=== Problem statement ===
If a line in the listing below includes the string "array", pull it out.

****************************************

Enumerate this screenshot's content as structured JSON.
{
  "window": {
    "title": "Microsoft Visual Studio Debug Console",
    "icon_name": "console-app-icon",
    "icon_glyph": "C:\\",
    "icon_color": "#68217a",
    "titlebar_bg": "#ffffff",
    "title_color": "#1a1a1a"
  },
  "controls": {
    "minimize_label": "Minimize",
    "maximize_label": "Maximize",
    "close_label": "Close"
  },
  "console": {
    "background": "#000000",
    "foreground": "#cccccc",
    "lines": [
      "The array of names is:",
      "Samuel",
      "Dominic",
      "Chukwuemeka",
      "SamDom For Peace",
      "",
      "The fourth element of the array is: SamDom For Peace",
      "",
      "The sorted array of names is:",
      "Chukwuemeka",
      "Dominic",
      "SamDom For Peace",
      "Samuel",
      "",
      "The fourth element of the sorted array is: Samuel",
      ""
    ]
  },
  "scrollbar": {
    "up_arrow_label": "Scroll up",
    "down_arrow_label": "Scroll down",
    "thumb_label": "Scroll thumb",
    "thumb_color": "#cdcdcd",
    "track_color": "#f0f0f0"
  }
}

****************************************

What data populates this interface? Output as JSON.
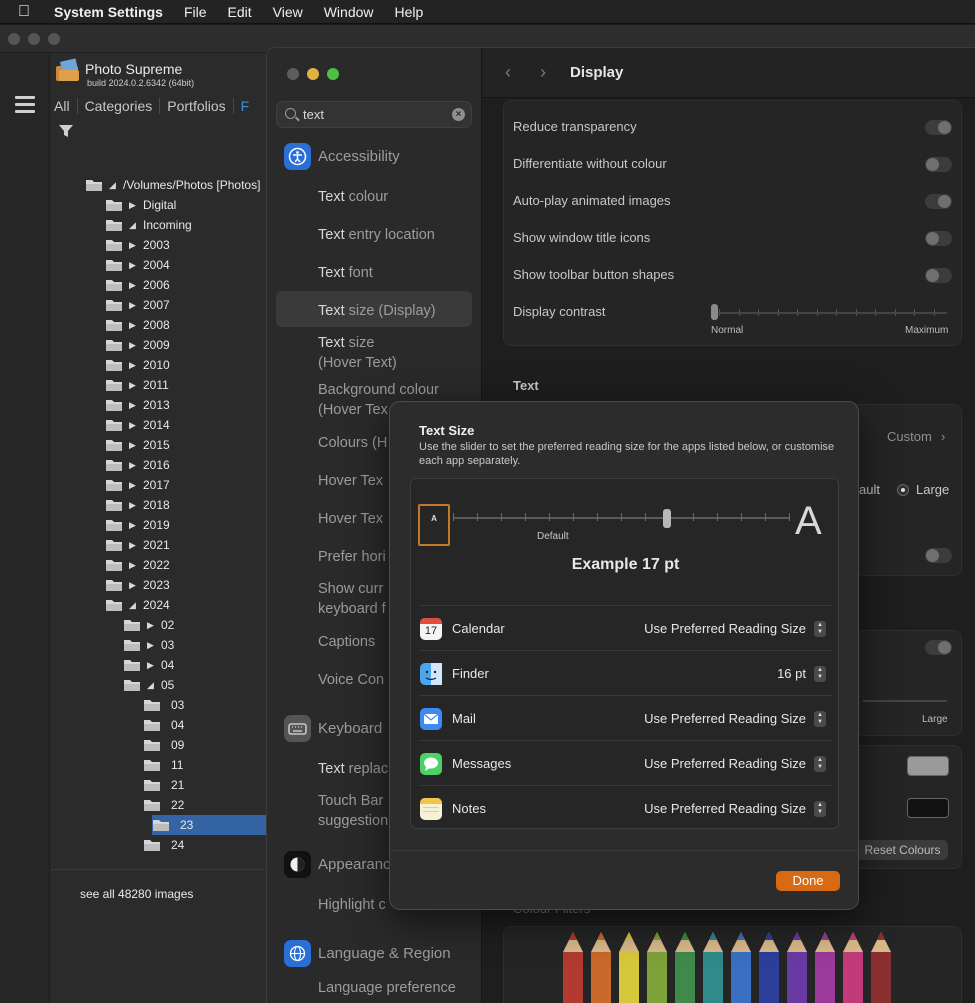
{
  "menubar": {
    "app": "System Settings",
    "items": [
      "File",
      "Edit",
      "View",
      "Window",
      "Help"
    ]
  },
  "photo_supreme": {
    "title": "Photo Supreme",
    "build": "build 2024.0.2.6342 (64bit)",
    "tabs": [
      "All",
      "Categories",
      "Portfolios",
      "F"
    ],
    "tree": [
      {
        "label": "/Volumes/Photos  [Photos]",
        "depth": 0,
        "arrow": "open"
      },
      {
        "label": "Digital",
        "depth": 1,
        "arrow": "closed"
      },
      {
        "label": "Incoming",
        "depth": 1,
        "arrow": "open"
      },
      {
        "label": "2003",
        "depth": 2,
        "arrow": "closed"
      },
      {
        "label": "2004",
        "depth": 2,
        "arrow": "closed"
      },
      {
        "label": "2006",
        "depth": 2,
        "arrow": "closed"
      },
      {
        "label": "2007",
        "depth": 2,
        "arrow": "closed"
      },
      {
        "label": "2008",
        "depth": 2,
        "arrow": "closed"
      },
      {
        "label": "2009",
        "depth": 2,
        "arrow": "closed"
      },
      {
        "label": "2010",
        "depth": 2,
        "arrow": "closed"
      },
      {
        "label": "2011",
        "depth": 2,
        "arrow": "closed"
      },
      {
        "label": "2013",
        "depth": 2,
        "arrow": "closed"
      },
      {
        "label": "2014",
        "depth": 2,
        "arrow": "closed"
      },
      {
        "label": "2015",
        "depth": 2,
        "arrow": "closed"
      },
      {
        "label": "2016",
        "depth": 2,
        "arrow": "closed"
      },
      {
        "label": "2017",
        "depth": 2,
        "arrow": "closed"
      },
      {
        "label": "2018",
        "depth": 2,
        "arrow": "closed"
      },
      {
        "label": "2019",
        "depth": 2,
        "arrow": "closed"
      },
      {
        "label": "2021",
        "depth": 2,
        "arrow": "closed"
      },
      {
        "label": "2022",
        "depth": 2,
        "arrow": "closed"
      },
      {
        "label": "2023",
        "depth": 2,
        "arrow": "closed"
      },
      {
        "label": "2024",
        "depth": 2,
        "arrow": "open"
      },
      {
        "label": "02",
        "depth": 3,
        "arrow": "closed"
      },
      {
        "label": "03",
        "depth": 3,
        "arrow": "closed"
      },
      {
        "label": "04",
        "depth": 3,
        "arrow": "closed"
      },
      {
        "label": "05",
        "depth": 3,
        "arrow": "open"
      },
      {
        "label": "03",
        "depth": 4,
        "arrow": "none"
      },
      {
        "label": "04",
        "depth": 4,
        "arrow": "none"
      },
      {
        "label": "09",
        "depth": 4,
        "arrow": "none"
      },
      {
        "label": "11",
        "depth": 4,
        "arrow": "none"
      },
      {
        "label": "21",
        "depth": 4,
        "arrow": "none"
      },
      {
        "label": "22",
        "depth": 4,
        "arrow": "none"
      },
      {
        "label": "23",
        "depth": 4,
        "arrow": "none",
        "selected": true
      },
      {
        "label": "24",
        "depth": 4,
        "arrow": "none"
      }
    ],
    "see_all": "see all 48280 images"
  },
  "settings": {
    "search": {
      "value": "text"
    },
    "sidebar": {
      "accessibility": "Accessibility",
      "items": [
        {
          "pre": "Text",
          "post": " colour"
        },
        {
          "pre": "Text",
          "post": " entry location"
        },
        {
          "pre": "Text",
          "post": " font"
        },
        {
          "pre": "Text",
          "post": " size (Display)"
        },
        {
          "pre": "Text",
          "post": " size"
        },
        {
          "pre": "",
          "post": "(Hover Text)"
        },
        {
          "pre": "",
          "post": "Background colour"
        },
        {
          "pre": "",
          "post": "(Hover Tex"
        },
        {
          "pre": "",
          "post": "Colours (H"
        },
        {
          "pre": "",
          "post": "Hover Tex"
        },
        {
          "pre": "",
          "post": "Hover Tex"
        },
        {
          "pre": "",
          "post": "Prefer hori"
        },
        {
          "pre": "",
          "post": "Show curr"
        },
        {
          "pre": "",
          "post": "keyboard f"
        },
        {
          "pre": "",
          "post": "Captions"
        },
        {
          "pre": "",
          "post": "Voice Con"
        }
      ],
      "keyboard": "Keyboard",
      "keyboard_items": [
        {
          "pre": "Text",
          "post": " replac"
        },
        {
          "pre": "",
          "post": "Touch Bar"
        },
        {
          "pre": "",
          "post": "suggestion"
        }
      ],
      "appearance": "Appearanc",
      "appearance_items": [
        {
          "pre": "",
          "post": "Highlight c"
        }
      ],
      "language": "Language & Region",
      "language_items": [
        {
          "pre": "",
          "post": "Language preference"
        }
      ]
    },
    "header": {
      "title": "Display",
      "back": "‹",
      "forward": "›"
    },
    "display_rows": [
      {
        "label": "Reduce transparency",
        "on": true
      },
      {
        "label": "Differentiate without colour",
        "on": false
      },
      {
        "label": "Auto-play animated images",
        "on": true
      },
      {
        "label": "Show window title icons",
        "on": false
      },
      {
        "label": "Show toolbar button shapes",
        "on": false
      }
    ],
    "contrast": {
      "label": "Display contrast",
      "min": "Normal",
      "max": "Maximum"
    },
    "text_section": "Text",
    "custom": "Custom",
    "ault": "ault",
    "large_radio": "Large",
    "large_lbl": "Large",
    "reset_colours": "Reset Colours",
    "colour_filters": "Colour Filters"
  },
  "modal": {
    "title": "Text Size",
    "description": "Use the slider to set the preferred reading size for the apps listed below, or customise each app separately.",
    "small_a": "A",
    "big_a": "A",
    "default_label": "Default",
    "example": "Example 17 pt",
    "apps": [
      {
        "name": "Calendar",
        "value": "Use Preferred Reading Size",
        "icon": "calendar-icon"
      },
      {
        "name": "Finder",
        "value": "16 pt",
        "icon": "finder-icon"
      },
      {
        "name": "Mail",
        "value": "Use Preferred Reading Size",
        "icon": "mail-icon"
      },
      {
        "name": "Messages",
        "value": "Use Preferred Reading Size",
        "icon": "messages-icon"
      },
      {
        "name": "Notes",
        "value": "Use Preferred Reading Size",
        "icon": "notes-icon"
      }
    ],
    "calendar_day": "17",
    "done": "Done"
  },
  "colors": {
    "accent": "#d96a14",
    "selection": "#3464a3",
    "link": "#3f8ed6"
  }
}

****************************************

=== Solution to this problem ===
      "The array of names is:",
      "The fourth element of the array is: SamDom For Peace",
      "The sorted array of names is:",
      "The fourth element of the sorted array is: Samuel",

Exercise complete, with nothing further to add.